* Task to complete:
The lines to copy are those holding the string "Games" in the entries below.

═════ Exercise data

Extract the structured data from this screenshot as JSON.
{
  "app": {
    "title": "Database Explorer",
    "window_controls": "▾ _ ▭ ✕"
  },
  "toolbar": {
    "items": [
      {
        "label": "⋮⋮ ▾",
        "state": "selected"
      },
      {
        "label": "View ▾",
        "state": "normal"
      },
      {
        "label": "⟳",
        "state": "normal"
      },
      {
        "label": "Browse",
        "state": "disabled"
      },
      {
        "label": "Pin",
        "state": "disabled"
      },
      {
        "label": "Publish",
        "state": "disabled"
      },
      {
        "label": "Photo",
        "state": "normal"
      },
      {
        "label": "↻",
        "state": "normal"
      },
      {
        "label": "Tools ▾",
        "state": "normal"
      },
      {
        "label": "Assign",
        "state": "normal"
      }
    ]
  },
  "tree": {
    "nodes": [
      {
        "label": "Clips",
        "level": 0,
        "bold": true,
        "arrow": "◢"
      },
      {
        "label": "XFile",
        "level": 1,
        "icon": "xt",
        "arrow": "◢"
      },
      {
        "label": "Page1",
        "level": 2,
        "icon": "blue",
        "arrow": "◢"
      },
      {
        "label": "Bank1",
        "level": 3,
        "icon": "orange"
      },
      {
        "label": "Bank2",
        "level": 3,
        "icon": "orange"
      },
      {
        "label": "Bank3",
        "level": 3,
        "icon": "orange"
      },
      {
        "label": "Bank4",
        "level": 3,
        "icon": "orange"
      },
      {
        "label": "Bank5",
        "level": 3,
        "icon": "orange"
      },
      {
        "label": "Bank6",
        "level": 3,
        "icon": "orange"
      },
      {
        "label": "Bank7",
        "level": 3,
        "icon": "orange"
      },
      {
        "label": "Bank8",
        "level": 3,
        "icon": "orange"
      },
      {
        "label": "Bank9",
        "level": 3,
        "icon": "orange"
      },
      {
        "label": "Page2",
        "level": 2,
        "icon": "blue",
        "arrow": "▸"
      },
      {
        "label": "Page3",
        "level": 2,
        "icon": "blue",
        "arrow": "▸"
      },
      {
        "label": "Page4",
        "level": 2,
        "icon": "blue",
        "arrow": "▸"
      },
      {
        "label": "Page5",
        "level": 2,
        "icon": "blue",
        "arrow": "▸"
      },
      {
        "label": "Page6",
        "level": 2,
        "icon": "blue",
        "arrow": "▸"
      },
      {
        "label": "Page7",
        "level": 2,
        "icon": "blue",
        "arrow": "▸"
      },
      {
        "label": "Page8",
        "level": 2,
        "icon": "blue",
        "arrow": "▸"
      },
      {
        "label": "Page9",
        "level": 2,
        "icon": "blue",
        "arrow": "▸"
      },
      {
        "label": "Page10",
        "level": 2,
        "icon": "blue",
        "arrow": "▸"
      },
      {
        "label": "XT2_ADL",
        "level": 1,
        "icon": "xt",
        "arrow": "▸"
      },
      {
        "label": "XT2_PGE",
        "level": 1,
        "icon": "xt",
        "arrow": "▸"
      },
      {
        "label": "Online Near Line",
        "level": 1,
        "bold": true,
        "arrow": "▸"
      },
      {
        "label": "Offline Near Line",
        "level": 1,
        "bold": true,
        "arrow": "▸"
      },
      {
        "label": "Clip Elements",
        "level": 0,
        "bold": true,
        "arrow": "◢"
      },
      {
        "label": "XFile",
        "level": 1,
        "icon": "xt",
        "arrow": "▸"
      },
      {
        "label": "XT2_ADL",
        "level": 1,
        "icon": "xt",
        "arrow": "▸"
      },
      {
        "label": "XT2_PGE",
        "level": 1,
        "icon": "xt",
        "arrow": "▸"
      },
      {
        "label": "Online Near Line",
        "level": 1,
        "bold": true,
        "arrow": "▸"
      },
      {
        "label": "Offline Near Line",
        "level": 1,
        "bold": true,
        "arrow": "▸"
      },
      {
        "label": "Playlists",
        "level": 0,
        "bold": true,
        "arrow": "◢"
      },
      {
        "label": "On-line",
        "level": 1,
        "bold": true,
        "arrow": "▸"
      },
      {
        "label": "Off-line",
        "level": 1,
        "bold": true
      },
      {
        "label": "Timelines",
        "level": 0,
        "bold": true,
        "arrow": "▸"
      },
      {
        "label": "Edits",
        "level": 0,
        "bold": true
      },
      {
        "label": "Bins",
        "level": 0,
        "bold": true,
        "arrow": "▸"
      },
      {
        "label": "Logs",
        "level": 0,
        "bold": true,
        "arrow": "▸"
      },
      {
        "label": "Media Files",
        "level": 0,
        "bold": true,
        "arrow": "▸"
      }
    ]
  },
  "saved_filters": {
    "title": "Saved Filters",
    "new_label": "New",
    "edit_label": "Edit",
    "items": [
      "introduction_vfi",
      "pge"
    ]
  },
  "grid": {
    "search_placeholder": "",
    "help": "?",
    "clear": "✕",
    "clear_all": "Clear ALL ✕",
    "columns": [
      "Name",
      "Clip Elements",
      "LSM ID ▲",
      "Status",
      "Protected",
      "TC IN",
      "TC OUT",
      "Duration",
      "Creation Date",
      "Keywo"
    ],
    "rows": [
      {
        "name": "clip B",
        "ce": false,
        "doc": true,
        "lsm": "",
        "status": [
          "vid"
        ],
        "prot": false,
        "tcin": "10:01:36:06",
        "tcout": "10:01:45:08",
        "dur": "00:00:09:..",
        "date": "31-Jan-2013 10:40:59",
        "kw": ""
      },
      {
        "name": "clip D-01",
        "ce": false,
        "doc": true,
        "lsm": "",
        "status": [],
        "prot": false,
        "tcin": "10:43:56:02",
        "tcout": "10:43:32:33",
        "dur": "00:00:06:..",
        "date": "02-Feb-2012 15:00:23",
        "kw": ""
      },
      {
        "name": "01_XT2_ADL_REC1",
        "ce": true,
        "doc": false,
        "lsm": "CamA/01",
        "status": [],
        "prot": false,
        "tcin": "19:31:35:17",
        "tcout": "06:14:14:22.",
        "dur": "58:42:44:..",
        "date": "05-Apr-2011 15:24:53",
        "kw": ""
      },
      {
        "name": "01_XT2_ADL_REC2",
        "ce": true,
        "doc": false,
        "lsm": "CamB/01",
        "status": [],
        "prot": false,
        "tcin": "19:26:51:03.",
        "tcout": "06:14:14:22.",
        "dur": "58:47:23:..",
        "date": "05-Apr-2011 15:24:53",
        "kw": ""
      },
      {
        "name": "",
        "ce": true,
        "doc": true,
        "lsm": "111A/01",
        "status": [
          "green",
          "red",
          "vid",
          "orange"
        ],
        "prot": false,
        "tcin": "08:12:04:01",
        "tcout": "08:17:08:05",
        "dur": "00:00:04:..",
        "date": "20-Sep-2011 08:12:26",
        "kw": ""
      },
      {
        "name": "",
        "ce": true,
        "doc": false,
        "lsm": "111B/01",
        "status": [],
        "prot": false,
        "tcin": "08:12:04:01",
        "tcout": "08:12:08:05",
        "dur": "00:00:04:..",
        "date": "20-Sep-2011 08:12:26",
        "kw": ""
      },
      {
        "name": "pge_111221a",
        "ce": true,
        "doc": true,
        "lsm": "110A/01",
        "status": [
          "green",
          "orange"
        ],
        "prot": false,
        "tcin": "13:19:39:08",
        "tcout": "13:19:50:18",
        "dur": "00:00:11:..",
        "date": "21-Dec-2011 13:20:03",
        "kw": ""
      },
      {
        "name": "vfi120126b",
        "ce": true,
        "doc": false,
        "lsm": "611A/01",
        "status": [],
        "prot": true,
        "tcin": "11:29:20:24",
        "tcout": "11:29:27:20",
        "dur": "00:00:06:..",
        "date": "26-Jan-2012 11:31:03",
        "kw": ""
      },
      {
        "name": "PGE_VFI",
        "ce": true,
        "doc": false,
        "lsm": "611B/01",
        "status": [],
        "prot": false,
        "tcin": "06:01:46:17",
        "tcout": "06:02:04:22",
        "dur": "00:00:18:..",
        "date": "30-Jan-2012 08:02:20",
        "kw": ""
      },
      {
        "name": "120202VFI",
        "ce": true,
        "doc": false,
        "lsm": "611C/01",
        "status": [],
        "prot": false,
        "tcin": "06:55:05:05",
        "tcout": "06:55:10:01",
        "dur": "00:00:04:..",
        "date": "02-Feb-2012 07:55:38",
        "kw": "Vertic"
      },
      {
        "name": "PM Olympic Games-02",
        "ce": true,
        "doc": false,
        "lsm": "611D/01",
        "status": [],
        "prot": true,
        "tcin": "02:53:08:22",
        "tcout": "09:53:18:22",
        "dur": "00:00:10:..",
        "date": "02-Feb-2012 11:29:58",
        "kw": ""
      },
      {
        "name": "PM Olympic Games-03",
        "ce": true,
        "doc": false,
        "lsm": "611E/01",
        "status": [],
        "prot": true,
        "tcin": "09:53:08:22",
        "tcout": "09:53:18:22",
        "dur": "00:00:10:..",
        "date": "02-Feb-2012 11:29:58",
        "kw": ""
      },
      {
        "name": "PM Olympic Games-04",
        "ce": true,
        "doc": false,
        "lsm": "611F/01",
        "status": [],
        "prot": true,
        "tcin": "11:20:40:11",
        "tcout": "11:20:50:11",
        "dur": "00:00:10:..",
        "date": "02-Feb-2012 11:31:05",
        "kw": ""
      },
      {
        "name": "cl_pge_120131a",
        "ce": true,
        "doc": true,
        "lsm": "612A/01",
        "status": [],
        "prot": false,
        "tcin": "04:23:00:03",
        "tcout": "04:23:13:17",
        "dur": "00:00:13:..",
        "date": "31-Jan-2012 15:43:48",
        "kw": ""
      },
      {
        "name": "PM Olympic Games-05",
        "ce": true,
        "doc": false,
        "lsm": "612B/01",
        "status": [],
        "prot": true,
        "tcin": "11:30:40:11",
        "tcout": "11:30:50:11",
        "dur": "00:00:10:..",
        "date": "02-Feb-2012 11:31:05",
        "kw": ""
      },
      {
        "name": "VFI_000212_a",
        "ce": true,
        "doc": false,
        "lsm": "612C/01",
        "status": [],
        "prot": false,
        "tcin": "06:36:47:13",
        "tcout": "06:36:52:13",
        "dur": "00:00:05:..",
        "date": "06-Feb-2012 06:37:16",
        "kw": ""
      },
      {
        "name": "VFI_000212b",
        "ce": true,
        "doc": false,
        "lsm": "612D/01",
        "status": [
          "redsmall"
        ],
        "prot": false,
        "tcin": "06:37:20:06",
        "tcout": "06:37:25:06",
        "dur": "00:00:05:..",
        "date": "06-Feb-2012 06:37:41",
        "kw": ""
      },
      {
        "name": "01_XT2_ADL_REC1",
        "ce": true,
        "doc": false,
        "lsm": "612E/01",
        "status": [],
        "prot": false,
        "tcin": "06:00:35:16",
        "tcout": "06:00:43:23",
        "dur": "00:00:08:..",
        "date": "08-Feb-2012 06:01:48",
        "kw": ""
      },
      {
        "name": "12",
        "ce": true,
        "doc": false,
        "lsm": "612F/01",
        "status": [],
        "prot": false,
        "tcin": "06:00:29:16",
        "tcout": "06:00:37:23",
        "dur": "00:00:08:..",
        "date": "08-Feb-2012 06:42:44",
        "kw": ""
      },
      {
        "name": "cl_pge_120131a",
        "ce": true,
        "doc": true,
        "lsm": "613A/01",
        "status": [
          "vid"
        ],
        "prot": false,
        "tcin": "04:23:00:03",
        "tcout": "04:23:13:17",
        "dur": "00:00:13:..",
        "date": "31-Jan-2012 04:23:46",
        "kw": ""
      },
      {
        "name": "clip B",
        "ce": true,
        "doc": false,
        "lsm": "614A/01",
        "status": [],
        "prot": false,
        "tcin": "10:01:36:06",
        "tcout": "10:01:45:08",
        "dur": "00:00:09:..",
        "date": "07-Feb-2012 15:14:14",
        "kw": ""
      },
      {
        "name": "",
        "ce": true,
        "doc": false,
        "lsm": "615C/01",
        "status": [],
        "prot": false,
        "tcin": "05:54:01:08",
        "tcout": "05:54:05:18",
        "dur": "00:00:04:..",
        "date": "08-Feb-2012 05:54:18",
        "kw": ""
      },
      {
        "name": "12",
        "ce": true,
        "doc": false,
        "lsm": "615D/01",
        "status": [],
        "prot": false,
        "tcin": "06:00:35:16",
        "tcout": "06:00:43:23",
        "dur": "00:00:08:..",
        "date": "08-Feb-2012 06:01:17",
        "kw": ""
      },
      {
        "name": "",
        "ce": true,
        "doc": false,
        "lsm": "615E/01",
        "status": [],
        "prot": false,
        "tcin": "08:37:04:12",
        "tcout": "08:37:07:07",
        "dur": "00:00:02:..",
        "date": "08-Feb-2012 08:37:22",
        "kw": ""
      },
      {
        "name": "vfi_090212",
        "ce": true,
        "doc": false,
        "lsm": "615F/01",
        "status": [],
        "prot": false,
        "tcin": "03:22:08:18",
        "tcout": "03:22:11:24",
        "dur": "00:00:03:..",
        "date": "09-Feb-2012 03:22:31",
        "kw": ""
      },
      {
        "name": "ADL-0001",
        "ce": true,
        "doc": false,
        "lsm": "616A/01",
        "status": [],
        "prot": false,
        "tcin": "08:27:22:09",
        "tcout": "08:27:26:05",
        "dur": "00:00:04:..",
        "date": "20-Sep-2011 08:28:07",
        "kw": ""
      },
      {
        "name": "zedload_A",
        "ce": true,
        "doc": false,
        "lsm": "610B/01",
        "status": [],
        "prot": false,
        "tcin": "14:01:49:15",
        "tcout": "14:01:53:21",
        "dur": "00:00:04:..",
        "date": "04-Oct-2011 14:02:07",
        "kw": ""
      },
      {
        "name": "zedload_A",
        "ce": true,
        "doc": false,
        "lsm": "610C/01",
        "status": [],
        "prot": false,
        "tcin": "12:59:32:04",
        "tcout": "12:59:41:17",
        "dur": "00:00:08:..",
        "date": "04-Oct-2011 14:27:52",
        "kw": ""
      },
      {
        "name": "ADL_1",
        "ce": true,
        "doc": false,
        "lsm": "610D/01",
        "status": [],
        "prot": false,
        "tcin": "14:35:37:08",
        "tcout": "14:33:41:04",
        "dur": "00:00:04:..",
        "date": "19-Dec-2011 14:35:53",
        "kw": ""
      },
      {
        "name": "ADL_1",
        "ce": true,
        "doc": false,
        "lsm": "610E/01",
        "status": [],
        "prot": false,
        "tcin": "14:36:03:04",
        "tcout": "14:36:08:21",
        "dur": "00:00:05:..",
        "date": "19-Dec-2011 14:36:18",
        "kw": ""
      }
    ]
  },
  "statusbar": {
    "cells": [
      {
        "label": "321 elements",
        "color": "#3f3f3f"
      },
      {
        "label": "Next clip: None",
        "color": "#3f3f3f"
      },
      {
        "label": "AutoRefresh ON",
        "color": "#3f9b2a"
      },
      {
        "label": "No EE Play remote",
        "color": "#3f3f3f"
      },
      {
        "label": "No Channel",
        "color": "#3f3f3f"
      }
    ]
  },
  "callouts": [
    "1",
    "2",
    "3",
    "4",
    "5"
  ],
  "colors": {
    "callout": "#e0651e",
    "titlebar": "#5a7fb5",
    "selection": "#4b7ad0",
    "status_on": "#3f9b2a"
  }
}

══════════

* Response area:
        "name": "PM Olympic Games-02",
        "name": "PM Olympic Games-03",
        "name": "PM Olympic Games-04",
        "name": "PM Olympic Games-05",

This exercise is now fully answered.